In the summer issue of home/school/life, we’re helping you navigate the transition from elementary to middle school in your homeschool. An important piece of the puzzle: Your middle grades reading list. These titles tap into tweens’ developing social and emotional lives
It’s heartbreaking to read, but that’s kind of the point of this book about life for one Jewish girl in hiding during the Holocaust.
Some of the situations in this book may be a little mature for younger middle schoolers, but its themes of identity and intelligence will captivate tween readers.
What cost does utopia have? How important is freedom? Tweens are ready to tackle those ambiguous questions right along with young Jonah in this deceptively simple novel.
For many tweens, Harper Lee’s American classic is the first novel that really makes them sit up and pay attention to what literature can do. Scout, Boo Radley, and Atticus Finch are characters who stay with you.
People have called Holden Caulfield, the book’s not-a-hero-protagonist annoying, boring, spoiled, and hard to identify with. That unlikability is part of what makes this a classic.
Tweens trying to sort out where they belong will identify with reluctant hoodlum Ponyboy in this story about two rival gangs in the 1960s Midwest.
Coincidence or fate, revenge or redemption, justice or generosity — Sachar tackles these big topics with good-spirited humor and a rollicking good story.
Golding’s novel might poke fun at some of the traditional fairy-tale elements in epic adventures, but the story of Buttercup and her Westley is an unabashed literary delight. (Golding was inserting wry narrator notes long before the trend took off in children’s literature.)
Lots of children’s books talk about the history of Native Americans, but Alexie’s novel is one of the few that digs into what it’s like to grow up on a modern-day Indian reservation.

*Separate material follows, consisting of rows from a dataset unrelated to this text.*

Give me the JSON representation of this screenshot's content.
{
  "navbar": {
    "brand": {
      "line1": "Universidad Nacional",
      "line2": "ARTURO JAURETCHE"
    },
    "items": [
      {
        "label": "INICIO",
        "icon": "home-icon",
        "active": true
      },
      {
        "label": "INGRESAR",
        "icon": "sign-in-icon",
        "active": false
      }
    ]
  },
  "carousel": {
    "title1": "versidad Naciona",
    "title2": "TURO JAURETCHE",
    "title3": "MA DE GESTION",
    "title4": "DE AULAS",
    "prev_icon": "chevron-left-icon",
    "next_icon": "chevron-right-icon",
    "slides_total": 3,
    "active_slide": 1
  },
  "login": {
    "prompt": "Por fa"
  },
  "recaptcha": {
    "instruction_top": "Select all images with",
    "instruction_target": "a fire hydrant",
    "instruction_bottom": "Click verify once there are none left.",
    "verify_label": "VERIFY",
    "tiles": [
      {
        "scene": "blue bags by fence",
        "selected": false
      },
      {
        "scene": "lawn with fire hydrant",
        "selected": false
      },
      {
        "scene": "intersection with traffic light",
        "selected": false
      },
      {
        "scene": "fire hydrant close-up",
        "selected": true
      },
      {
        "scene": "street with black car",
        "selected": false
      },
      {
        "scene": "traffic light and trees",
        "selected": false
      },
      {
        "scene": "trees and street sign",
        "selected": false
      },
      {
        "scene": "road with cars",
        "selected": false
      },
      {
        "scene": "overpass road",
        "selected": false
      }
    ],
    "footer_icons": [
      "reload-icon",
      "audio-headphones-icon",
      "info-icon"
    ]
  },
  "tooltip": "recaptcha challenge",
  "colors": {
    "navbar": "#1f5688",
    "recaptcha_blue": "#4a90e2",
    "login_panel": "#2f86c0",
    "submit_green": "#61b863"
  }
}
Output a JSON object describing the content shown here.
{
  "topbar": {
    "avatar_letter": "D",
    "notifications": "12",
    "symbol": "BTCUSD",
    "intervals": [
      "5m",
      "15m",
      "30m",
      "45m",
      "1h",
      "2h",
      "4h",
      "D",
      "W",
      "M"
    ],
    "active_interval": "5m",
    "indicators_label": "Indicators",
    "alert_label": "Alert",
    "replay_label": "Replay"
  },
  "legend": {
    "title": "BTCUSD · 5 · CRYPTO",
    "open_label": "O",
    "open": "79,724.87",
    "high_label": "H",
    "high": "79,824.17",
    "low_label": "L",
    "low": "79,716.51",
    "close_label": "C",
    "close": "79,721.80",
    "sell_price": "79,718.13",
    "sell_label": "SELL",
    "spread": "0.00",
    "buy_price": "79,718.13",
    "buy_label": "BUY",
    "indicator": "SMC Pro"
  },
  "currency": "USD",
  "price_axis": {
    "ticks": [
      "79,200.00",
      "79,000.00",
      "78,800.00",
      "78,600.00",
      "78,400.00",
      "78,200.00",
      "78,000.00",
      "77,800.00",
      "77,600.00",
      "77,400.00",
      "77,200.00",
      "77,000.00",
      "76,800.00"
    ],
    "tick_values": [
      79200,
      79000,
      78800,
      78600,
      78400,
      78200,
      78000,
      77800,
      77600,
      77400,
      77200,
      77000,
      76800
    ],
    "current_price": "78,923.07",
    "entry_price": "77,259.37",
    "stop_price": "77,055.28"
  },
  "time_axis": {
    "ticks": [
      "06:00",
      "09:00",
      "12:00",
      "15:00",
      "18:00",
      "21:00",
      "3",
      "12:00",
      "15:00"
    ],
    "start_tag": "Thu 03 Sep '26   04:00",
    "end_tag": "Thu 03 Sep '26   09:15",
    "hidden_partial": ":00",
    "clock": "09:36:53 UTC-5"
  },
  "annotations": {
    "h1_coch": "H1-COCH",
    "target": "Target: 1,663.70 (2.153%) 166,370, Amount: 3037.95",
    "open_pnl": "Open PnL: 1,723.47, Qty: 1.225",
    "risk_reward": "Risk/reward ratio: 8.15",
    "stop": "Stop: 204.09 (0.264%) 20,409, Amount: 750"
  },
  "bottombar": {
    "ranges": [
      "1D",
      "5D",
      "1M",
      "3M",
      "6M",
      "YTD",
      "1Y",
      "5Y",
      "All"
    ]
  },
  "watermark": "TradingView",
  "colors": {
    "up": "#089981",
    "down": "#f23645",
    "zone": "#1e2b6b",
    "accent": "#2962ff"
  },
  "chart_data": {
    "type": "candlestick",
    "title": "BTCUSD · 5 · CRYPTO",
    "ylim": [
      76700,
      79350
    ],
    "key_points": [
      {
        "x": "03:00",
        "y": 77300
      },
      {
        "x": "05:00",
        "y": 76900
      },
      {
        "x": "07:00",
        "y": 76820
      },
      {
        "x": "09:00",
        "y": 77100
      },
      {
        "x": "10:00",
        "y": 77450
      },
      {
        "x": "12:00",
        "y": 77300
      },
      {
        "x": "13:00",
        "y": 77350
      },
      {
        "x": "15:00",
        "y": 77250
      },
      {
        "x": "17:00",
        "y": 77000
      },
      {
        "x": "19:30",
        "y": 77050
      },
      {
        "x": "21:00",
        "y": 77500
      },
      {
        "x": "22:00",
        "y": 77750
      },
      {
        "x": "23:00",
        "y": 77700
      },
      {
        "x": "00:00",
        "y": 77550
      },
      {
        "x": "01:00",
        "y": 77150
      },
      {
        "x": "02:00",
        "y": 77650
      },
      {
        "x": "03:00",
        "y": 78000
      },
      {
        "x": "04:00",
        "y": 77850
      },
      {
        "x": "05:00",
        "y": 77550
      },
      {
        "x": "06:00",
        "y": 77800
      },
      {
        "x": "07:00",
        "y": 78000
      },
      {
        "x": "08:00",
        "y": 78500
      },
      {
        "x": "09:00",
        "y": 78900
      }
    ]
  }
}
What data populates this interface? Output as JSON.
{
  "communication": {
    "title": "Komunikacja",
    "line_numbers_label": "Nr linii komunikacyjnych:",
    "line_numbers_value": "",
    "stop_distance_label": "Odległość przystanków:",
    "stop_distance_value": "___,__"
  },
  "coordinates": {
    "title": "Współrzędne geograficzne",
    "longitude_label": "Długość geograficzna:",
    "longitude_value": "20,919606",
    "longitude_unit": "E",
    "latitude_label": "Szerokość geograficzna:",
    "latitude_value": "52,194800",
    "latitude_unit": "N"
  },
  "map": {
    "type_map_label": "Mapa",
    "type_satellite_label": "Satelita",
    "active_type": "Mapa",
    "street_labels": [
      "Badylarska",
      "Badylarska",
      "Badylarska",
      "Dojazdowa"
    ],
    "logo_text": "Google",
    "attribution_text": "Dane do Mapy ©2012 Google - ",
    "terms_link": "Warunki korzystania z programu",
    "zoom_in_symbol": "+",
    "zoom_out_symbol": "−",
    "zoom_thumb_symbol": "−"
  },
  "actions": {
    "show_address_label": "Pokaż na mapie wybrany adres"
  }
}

There’s tough stuff in this book, but that’s part of what makes it so worthwhile.
This book, about two lonely kids who find friendship while creating an imaginary world, will break your heart in the best possible way.
Like a more confusing, much darker version of Alice in Wonderland, Coraline is a fascinating look at the costs of getting what we want.
You don’t have to be a science-fiction fan to get completely caught up in this story of Meg’s search for her father, and even non-science-minded kids will appreciate the intelligent writing.